#### SUPPLIED RECORDS
--*--

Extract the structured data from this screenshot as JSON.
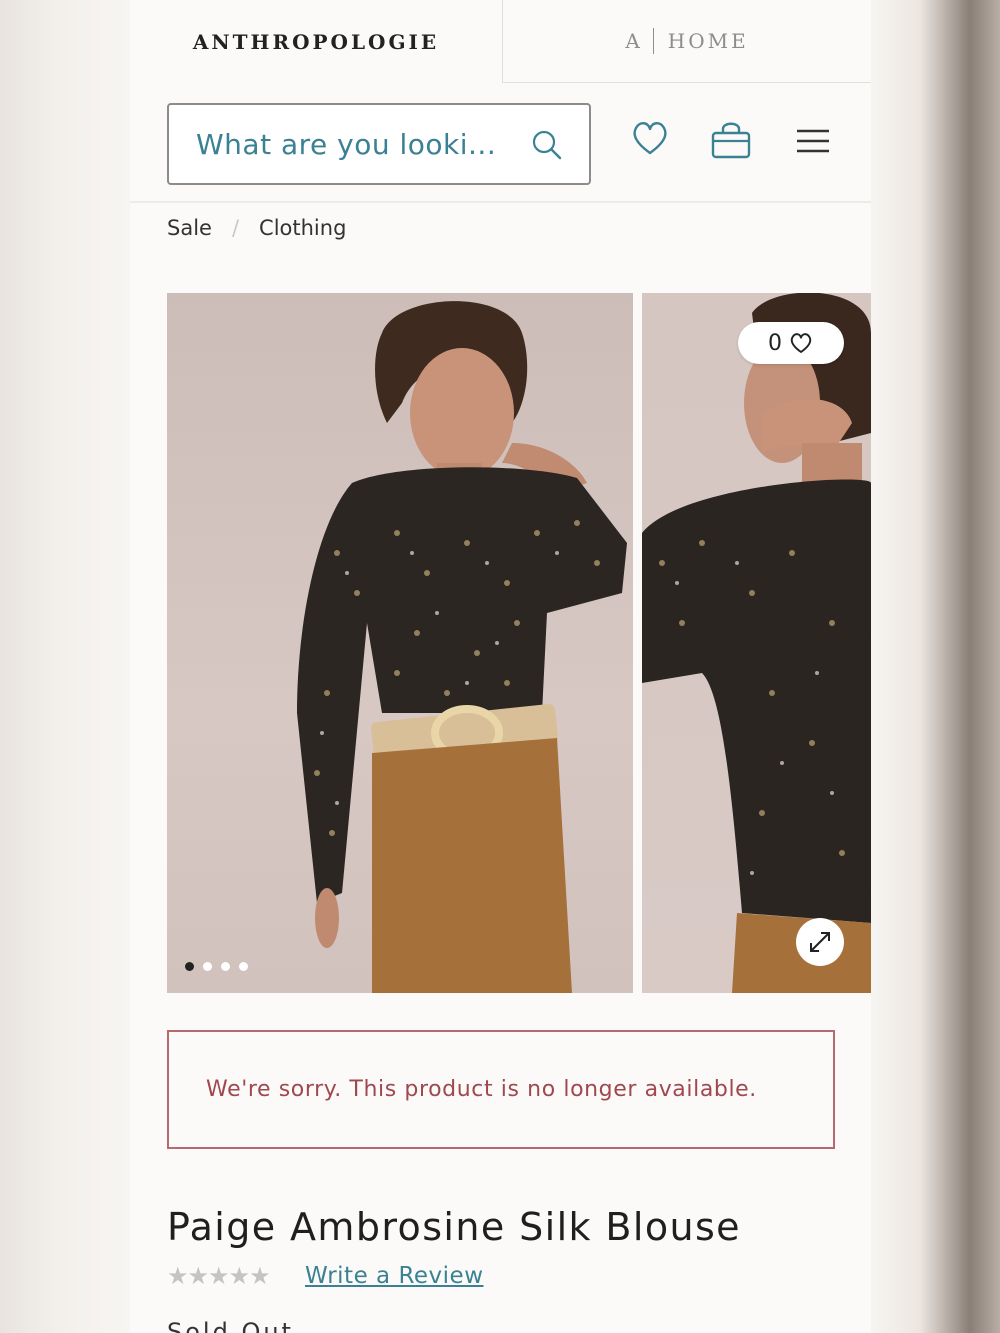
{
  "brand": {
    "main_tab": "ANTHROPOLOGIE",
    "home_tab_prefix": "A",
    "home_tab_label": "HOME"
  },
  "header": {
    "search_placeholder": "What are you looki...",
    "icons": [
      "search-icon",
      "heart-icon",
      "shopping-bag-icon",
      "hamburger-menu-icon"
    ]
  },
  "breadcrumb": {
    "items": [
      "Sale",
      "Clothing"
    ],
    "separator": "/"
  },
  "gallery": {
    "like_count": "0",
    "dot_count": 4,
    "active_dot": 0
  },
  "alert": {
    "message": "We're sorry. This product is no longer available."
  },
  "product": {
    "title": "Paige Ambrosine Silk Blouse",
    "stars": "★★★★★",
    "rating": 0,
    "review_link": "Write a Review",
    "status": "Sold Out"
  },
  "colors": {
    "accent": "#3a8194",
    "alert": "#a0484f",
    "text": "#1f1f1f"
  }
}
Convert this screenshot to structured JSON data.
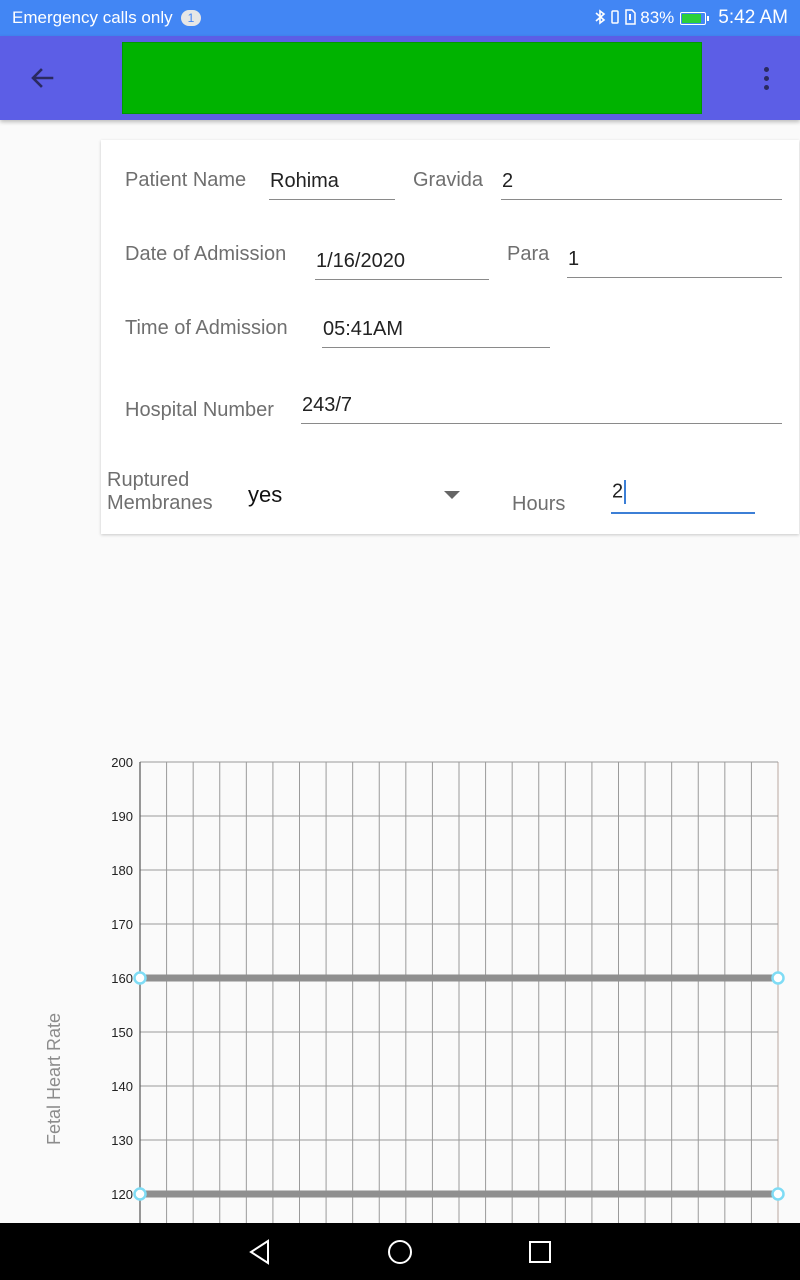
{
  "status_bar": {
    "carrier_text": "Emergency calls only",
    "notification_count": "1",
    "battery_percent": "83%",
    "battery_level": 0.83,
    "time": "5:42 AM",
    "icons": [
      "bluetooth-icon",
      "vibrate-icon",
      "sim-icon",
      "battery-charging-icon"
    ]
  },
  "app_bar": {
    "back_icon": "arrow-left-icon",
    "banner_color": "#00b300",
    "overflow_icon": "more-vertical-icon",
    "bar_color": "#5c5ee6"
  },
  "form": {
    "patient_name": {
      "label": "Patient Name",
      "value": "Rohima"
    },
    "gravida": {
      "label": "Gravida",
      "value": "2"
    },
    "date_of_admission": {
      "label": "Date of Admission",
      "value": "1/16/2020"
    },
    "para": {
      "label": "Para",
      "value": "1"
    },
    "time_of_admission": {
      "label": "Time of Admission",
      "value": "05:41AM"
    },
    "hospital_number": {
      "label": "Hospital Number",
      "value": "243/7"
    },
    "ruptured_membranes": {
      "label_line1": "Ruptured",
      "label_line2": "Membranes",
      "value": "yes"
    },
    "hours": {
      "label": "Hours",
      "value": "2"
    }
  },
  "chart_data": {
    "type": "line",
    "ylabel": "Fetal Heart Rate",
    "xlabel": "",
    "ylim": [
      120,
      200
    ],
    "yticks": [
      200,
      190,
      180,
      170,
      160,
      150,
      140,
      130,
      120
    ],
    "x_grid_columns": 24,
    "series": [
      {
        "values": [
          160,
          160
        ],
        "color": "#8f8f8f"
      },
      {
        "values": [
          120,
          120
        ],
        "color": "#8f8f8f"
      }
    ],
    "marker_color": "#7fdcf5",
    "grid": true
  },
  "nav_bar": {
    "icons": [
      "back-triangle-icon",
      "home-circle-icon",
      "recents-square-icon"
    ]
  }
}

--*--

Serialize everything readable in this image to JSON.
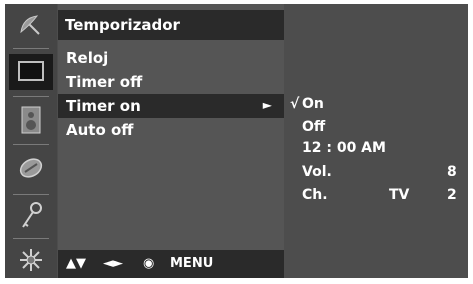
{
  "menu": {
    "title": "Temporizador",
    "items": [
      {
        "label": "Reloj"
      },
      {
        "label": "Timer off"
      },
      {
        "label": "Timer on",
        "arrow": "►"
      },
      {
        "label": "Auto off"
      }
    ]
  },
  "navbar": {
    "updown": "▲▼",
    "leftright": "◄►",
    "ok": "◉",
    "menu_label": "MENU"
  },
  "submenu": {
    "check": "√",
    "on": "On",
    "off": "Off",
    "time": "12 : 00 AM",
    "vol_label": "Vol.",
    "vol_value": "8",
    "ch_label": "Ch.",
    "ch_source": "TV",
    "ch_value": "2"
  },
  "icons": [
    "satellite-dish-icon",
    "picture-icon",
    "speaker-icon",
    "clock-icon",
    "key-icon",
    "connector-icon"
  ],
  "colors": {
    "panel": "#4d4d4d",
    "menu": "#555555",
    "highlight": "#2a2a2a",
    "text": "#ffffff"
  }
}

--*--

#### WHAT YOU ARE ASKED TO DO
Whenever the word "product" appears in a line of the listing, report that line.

#### TASK SOLUTION
    "message": "We're sorry. This product is no longer available."
  "product": {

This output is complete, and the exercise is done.